To do: Write out the records once more, exactly, and keep any image out.

Given information START

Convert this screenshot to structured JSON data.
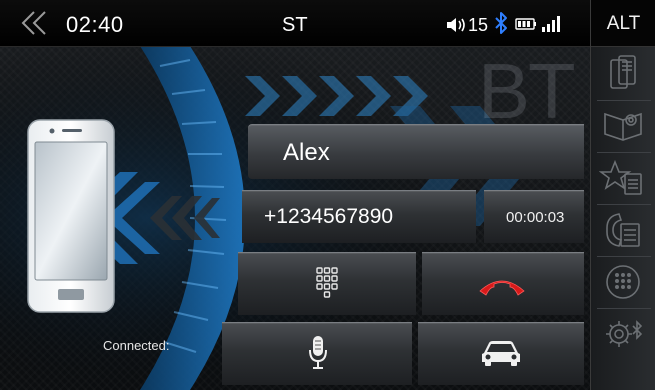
{
  "status_bar": {
    "time": "02:40",
    "source": "ST",
    "volume": "15",
    "back_icon": "chevron-left-icon",
    "volume_icon": "speaker-icon",
    "bluetooth_icon": "bluetooth-icon",
    "battery_icon": "battery-icon",
    "signal_icon": "signal-icon"
  },
  "side_menu": {
    "alt_label": "ALT",
    "items": [
      {
        "icon": "phone-transfer-icon"
      },
      {
        "icon": "phonebook-icon"
      },
      {
        "icon": "favorites-icon"
      },
      {
        "icon": "call-history-icon"
      },
      {
        "icon": "keypad-icon"
      },
      {
        "icon": "bluetooth-settings-icon"
      }
    ]
  },
  "background": {
    "brand_text": "BT"
  },
  "device": {
    "status_label": "Connected:"
  },
  "call": {
    "caller_name": "Alex",
    "phone_number": "+1234567890",
    "duration": "00:00:03"
  },
  "controls": {
    "keypad_icon": "dialpad-icon",
    "hangup_icon": "hang-up-icon",
    "mic_icon": "microphone-icon",
    "car_icon": "car-audio-icon"
  },
  "colors": {
    "accent_blue": "#2a8fd8",
    "hangup_red": "#d81a1a",
    "bluetooth_blue": "#2f7fff"
  }
}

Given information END

Task answer:
Convert this screenshot to structured JSON data.
{
  "status_bar": {
    "time": "02:40",
    "source": "ST",
    "volume": "15",
    "back_icon": "chevron-left-icon",
    "volume_icon": "speaker-icon",
    "bluetooth_icon": "bluetooth-icon",
    "battery_icon": "battery-icon",
    "signal_icon": "signal-icon"
  },
  "side_menu": {
    "alt_label": "ALT",
    "items": [
      {
        "icon": "phone-transfer-icon"
      },
      {
        "icon": "phonebook-icon"
      },
      {
        "icon": "favorites-icon"
      },
      {
        "icon": "call-history-icon"
      },
      {
        "icon": "keypad-icon"
      },
      {
        "icon": "bluetooth-settings-icon"
      }
    ]
  },
  "background": {
    "brand_text": "BT"
  },
  "device": {
    "status_label": "Connected:"
  },
  "call": {
    "caller_name": "Alex",
    "phone_number": "+1234567890",
    "duration": "00:00:03"
  },
  "controls": {
    "keypad_icon": "dialpad-icon",
    "hangup_icon": "hang-up-icon",
    "mic_icon": "microphone-icon",
    "car_icon": "car-audio-icon"
  },
  "colors": {
    "accent_blue": "#2a8fd8",
    "hangup_red": "#d81a1a",
    "bluetooth_blue": "#2f7fff"
  }
}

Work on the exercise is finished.